Hike To Nauyaca Waterfall
One of the most stunning waterfalls in all of Costa Rica is just a couple hours away from Quepos and easily done on a day trip. Most companies will take you on horseback (an adventure we highly recommend) but you can also hike to the falls on foot. Either way, you’ll need to head to the office of Don Lula, who owns the property. A ticket to the hike is $8, and it’s about 2.5 miles each way. You can get horses here at the office.
Visit this blog post about the Nauyaca Waterfall for more info on how to plan your trip here.
A Few Tips For Visiting
When Should I Visit?
It’s pretty gorgeous here year round, but keep in mind it is also rainy here year round. You'll see lots of muddy trails during the rainy season, from December to April in particular.
How Long Should I Stay?
We think about 4 days is the ideal time to spend in Quepos and Manuel Antonio. That amount of time lets you spend time on the coast, in the rainforest, and take a day trip or two.
Where Should I Stay?
Some opt to stay in Quepos, while others find spots in the park itself. I’d look at your itinerary and decide where you are going to spend most of your time. If you plan on doing four days in the park, you won’t want to bus to and from Quepos each day.
However, if you just want one day in the park, then want to spend your other days on the Quepos beaches or day trips like rafting or treks to waterfalls, we vote staying in Quepos.
Volunteer groups in the past have enjoyed staying at the Art Hostel Costa Linda, within walking distance to the entrance of the park.
Another few groups have stayed at Hostel Plinio tucked into a jungle-like setting which has a pool and free breakfast. It's located right next to a bus stop so it's easy to get to the park from there.
La Posada is another option recommended by past ILP groups, who had this to say: "La Posada was a very affordable price when split between people, has a pool, and A/C. There are hostel options, but we just preferred those perks over the cheapest price!"
Here's an Airbnb that can maybe fit the whole group that gives you the jungle experience but still lets you be close to everything that's going on in Quepos. It's a favorite according to a couple of past ILP groups.
Getting To Quepos
By Bus From San Jose
It’s a 3.5 hour bus ride and costs around $8 to get to Quepos. It’s best to take a “directo” bus because you’ll have fewer stops and you’ll get there faster, but the “collectivo” buses can sometimes be a bit cheaper.
We have more information on buses and bus schedules in Costa Rica here. You'll get pretty familiar with traveling by bus in Costa Rica if you spend a few weeks here and don't want to spend money on airfare.
By Plane From San Jose

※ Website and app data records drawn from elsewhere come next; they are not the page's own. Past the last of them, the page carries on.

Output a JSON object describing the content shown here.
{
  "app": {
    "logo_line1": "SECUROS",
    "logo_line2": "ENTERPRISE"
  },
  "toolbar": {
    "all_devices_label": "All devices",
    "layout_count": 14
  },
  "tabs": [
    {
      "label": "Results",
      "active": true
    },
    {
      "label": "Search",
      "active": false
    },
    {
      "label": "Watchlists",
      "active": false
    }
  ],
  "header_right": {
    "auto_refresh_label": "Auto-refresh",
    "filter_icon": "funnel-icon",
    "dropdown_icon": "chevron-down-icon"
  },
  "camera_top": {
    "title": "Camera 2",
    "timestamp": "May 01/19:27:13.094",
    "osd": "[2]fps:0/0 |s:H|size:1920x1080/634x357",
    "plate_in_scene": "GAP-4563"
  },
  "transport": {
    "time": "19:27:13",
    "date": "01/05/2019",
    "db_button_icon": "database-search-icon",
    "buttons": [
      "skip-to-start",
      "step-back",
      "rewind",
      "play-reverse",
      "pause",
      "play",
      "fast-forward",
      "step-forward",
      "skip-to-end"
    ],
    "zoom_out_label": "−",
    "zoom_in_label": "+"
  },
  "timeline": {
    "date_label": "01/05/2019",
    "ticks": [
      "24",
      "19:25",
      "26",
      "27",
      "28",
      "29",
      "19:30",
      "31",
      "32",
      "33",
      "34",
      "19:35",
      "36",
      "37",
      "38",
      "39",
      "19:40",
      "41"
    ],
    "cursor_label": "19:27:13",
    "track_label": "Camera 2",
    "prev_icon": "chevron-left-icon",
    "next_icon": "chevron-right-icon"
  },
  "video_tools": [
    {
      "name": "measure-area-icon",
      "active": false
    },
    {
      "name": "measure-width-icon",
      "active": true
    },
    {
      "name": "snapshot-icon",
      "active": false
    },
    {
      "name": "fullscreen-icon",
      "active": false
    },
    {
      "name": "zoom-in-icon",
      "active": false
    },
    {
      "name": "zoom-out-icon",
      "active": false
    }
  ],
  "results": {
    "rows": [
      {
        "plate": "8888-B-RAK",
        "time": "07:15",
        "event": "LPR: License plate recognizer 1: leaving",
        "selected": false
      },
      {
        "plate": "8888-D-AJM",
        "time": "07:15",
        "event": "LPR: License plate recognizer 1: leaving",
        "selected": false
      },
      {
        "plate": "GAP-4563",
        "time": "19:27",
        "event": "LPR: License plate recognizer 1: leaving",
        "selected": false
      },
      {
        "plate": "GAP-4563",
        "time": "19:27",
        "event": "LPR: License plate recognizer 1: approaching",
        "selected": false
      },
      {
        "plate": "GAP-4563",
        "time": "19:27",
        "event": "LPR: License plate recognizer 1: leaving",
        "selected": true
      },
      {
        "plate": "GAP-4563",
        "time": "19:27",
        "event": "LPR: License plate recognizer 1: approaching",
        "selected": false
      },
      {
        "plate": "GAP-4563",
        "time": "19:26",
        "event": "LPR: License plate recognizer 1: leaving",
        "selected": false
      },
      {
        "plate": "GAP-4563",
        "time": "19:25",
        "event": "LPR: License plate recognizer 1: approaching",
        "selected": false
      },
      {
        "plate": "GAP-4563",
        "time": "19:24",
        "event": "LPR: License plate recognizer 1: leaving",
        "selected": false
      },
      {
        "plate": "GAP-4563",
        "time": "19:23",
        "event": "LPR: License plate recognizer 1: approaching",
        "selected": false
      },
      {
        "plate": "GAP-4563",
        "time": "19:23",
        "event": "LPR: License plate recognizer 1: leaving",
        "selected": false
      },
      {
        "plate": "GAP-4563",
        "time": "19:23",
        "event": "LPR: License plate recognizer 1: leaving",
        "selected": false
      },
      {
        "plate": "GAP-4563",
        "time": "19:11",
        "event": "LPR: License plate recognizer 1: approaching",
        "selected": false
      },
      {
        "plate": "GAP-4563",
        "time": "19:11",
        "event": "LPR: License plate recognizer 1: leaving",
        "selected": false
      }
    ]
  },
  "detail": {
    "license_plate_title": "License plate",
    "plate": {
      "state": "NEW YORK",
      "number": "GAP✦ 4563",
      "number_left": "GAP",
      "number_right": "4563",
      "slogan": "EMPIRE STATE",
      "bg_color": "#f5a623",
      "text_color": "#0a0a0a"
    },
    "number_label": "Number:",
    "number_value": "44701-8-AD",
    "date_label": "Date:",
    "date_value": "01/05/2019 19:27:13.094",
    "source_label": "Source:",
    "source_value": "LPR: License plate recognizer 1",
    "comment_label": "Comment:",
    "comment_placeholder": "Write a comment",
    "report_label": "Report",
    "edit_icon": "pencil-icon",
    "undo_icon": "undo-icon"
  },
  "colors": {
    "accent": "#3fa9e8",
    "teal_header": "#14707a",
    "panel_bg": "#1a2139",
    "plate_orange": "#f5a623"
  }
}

You can also take a short flight from San Jose to Quepos: a 25 minute plane ride gets you there for around $122 on Nature Air.
Once you’re in Quepos, you'll want to get a taxi into town, to your hostel or hotel, or even to the Manuel Antonio Park. Be alert: the official taxis are bright red and always have a yellow placard on the side — there are lots of pirate taxis around that try to scam tourists. Expect to pay around $6 – $7 to get between the Quepos and the national park.
Costa Rica's the perfect place for you
If you're looking for the chance to spend more time exploring jungles, trekking to waterfalls, and soaking up that Pura Vida lifestyle, you'll love the idea of volunteering in Costa Rica! Come see what it's like: